Western Growers Responds to Trade Deal With Japan
IRVINE, CA - This past Sunday, the G-7 summit was held in France, where President Donald Trump and Prime Minister Shinzo Abe reached a possible trade deal. American farmers have expressed an overall approval on the matter, especially Western Growers' President and CEO Tom Nassif.
“Western Growers is extremely pleased to learn of the deal in principle between the U.S. and Japan, the third-largest market for American agricultural products. We are encouraged that the agreement will lead to substantial reductions in tariff and non-tariff barriers to access to the Japanese market, which will level the playing field for U.S. farmers, in particular, producers of fruits, vegetables, and tree nuts,” Nassif stated in Western Growers’ press release.
According to Kyodo News, Trump and Abe met on Sunday on the sidelines of the Group of Seven summit in France and agreed in principle on the bilateral trade deal and to step up remaining work to sign it in September.
“We applaud the efforts of President Trump, Prime Minister Abe, and trade representatives from both countries to secure a mutually beneficial deal that will result in significant export opportunities for Western Growers members and the broader agricultural industry,” continued Nassif.
Kyodo News further stated that Japan also decided during the Abe-Trump meeting to purchase around 2.5 million tons of excess corn in the United States as the U.S.-China trade dispute has taken a toll on such farmers, according to government sources.
Nassif also commented that “the anticipated reductions in tariffs and SPS barriers will result in true market gains and much needed economic relief for an industry that has already been caught in the crosshairs of trade wars on other fronts.”
Abe said negotiators will continue to fine-tune the language, but the two leaders said they hoped to sign the agreement in New York in late September when the U.N. General Assembly meets. There was no mention of whether Congress would have a role in approving the agreement. The possible deal could open Japanese markets to $7 billion in U.S. goods, according to Roll Call.
“Tariff equity for U.S. fresh produce is one of our most important international trade priorities, with Japanese tariffs on American agricultural products reaching as high as 35 percent for some commodities,” commented Nariff. “Of equal importance is the need for sanitary and phytosanitary (SPS) reforms, as Japan’s current SPS regulatory regime prohibits many high-quality U.S. fruits, vegetables, and tree nuts from entering the Japanese market.”

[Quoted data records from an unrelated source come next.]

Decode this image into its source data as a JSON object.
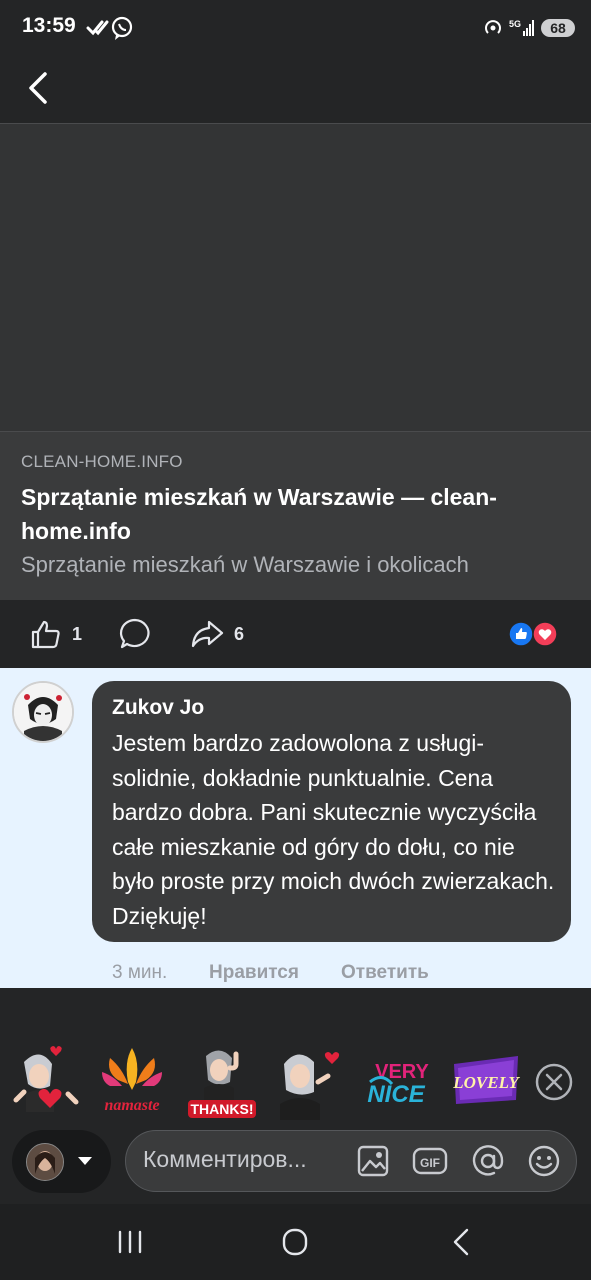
{
  "status": {
    "time": "13:59",
    "battery": "68",
    "network": "5G"
  },
  "link_preview": {
    "domain": "CLEAN-HOME.INFO",
    "title": "Sprzątanie mieszkań w Warszawie — clean-home.info",
    "description": "Sprzątanie mieszkań w Warszawie i okolicach"
  },
  "actions": {
    "like_count": "1",
    "share_count": "6"
  },
  "comment": {
    "author": "Zukov Jo",
    "text": "Jestem bardzo zadowolona z usługi- solidnie, dokładnie  punktualnie. Cena bardzo dobra. Pani skutecznie wyczyściła całe mieszkanie od góry do dołu, co nie było proste przy moich dwóch zwierzakach. Dziękuję!",
    "time": "3 мин.",
    "like_label": "Нравится",
    "reply_label": "Ответить"
  },
  "stickers": [
    {
      "name": "hearts-girl-sticker",
      "text": ""
    },
    {
      "name": "namaste-sticker",
      "text": "namaste"
    },
    {
      "name": "thanks-sticker",
      "text": "THANKS!"
    },
    {
      "name": "kiss-girl-sticker",
      "text": ""
    },
    {
      "name": "very-nice-sticker",
      "text": "VERY NICE"
    },
    {
      "name": "lovely-sticker",
      "text": "LOVELY"
    }
  ],
  "composer": {
    "placeholder": "Комментиров..."
  },
  "colors": {
    "background": "#242526",
    "comment_highlight": "#e7f3ff",
    "bubble": "#3a3b3c",
    "like_blue": "#1877f2",
    "love_red": "#f33e58"
  }
}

How will this new deal further affect both growers and consumers? ANUK will continue to report.